This self-censorship, more than any single phenomenon, makes it possible for Canada to be such a pathetic laggard on human trafficking. I mean no disrespect to Perrin and like-minded activists—they have my undying admiration—but when confronted with successive federal governments that squandered a whole decade after the Palermo Protocol without bothering to legislate the laws that other advanced countries take for granted, and when faced with arrogant CIC and CBSA bureaucrats who will not sully their pristine air by meeting with NGOs, the gloves must come off. Perrin deserves thanks for making the cerebral case for an anti-trafficking cause in Canada. Now he and others must make a corporeal, pugilistic movement out of it, as the slavery abolitionists did centuries ago.

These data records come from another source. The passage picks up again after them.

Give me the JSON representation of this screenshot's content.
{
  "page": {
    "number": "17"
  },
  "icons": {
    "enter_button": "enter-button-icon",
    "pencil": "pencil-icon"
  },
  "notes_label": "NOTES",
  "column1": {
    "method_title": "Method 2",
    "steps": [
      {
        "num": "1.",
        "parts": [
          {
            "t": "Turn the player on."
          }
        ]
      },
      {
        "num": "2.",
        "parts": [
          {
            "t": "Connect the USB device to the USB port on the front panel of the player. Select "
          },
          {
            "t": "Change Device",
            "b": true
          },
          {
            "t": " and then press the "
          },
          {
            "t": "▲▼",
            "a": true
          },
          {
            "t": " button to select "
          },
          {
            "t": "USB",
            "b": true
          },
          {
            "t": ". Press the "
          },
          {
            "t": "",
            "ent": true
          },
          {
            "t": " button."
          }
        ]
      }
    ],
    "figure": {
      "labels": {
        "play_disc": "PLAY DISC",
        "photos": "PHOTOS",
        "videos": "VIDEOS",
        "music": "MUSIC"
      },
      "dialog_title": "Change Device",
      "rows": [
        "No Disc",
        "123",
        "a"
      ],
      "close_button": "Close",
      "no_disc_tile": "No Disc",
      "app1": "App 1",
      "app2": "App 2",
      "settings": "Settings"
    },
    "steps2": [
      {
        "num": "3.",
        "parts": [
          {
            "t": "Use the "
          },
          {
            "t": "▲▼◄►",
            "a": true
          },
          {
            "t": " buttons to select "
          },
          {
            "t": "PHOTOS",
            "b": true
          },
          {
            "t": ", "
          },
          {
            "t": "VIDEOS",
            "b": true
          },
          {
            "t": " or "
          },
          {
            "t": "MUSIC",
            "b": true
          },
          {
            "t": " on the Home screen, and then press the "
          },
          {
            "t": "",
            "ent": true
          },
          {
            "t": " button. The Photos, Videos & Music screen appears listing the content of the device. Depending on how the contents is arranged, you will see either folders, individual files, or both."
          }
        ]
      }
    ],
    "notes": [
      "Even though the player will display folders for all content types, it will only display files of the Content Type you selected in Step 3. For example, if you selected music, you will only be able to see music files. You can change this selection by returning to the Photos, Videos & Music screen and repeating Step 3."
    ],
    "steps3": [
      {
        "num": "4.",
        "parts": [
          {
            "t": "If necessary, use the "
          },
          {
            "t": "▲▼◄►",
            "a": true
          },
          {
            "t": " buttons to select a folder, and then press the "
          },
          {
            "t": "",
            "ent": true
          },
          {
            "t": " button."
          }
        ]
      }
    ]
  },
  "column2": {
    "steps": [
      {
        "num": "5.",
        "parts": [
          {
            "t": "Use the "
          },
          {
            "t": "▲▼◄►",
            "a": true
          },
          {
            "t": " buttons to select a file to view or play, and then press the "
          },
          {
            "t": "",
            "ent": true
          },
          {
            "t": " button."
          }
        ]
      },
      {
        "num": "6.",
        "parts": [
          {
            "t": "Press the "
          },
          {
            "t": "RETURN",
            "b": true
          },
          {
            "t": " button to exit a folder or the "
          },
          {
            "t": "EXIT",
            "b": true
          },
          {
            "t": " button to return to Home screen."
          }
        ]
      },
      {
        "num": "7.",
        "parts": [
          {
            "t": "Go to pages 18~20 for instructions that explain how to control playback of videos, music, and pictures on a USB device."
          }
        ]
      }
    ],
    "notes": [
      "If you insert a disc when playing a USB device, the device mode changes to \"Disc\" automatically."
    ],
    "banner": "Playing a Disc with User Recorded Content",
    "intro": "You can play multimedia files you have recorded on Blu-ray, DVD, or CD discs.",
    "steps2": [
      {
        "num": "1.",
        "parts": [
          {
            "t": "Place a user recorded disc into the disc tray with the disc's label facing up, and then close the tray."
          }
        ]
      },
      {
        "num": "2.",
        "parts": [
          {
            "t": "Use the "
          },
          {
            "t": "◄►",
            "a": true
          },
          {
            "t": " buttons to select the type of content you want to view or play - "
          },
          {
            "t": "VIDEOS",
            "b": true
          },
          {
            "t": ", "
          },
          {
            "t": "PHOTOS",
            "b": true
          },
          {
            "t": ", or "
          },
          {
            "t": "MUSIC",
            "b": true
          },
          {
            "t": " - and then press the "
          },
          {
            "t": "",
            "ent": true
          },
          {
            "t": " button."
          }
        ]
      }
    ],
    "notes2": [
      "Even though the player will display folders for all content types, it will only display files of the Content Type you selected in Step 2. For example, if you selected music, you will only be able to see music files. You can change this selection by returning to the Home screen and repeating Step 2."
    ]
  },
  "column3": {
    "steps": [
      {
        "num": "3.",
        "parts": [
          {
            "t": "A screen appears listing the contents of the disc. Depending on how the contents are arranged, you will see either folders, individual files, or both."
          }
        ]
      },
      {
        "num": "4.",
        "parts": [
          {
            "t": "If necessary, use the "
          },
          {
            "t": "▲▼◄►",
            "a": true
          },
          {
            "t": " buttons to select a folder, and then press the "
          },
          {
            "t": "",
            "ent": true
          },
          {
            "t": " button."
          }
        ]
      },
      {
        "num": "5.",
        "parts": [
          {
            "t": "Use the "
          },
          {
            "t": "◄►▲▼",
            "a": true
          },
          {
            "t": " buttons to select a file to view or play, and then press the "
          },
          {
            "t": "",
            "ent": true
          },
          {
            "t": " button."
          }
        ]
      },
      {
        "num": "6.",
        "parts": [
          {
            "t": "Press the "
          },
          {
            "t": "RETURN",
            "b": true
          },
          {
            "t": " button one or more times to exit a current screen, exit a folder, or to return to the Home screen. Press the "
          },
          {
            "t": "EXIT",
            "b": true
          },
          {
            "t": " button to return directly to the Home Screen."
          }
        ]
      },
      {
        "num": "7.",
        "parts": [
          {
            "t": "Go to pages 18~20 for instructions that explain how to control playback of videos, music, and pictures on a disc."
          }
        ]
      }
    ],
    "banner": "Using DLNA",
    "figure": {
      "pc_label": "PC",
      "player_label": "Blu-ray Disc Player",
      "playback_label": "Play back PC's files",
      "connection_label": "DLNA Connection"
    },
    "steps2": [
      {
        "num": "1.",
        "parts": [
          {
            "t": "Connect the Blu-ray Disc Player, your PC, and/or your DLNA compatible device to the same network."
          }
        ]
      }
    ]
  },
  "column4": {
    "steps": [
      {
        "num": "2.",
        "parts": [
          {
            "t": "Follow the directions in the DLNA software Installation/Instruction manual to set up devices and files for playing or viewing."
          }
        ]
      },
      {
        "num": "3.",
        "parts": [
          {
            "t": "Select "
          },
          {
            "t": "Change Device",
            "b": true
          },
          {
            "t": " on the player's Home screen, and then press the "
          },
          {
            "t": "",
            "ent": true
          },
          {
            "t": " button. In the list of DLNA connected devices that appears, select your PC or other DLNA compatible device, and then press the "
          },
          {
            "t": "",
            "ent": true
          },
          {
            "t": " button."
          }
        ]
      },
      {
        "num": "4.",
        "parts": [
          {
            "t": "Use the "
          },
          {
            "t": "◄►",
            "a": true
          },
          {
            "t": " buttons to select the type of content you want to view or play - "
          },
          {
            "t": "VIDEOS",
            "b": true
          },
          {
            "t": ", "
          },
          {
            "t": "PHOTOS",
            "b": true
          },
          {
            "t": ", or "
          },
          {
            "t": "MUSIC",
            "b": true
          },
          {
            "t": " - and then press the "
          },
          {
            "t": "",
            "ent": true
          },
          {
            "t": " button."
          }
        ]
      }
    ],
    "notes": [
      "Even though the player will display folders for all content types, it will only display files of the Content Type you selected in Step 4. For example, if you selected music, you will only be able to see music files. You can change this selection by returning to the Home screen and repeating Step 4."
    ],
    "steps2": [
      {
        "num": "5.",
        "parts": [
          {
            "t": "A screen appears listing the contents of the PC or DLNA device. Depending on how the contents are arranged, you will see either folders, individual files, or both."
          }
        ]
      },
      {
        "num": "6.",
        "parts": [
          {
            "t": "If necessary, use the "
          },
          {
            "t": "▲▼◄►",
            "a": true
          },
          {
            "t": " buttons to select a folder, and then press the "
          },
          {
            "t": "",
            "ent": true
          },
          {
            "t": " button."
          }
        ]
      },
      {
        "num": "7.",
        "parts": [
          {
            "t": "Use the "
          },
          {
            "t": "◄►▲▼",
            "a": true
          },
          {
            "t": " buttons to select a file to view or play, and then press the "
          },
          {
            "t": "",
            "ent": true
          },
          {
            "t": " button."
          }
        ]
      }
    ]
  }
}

A review in the LRC is not the place to discuss activist strategy, but this movement needs more of it. The funding and tactics definitely should not be made in Canada, but should be brought in from foreign philanthropies, for whom Canada’s true colours on human trafficking are a dispassionate matter of evidence rather than what governments are comfortable hearing. On the whole those tactics should be a hell of a lot less polite, and should pick off the easy targets first (Craigslist boycott, anyone?). If that makes you nervous, ask yourself if what is being done to Our Little Pocahontas and so many others is polite at all—and ask yourself what kind of country would keep letting it happen.

Amir Attaran is a lawyer and scientist and Canada Research Chair in Law, Population Health and Global Development Policy in the Faculties of Law and Medicine at the University of Ottawa.